In a circular on 17 September, the Securities and Exchange Board of India (SEBI) notified of changes in rules for the calculation of NAV (net asset value) across mutual fund schemes. Changes have also been notified on rules related to operations of mutual fund order placements. These new rules will become effective from 1 January 2021.
SEBI said that mutual fund schemes shall allot NAV on units on the basis of when the amount is realised irrespective of the size or time of the investments. The provision does not apply to liquid and overnight funds as the realisation of funds on the same day is already required for purchases in such schemes.
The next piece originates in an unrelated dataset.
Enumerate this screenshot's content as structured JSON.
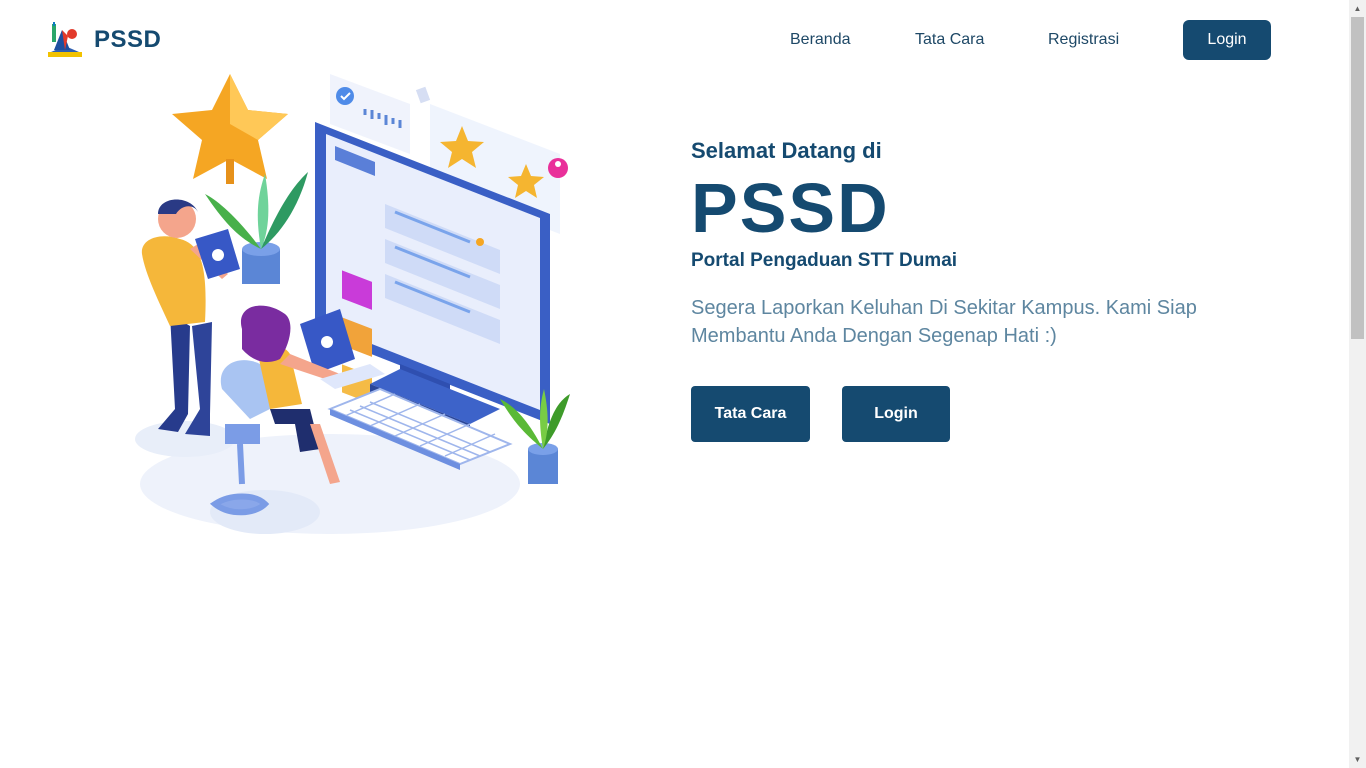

At present, mutual fund investors with cheque values of less than Rs 2 lakh per application get the NAV of the product on the same day of purchase, when made before the cut-off time. For investments over Rs 2 lakh, NAV applicable will be of the day the fund house has realised the cheque. This could be up to three days after the cheque is submitted.
Experts believe that the change in rules was brought-in as investors used to put multiple cheques of Rs 1.99 lakh for one application in a rising market to take advantage of the loophole and then dishonour the cheque in a falling market, hurting existing investors in the scheme.
There is no change made to the cut-off timings for applications. If applications for the purchase of schemes, other than liquid and overnight funds, are submitted before 1 pm, you get the same day's NAV while for those after 1 pm next day's NAV is applicable. Before COVID-19, the cut-off was 3 pm.
As per the new circular, the money should also reach the mutual fund house on the same day for that day's NAV to be applicable. Experts believe that this would not be a problem in case of net banking but there could be some lag in case of cheque payment. The change will create a level playing field for investors across mutual fund schemes and experts say it is also likely to increase the use of digital payments.
Mutual fund scheme operations
The latest SEBI circular also tightens rules on mutual fund operations like the use of automation/digitalisation for order management and scheme-wise order placement if a single fund manager is managing multiple schemes.
The market regulator has asked mutual funds to put in place a written policy that provides details on specific activities, role and responsibilities of teams engaged in fund management, dealing, compliance, risk management and back-office with regard to order placement, execution of order and trade allocation among various schemes.
Fund managers of respective schemes will be placing orders for equity and equity-related instruments of each scheme.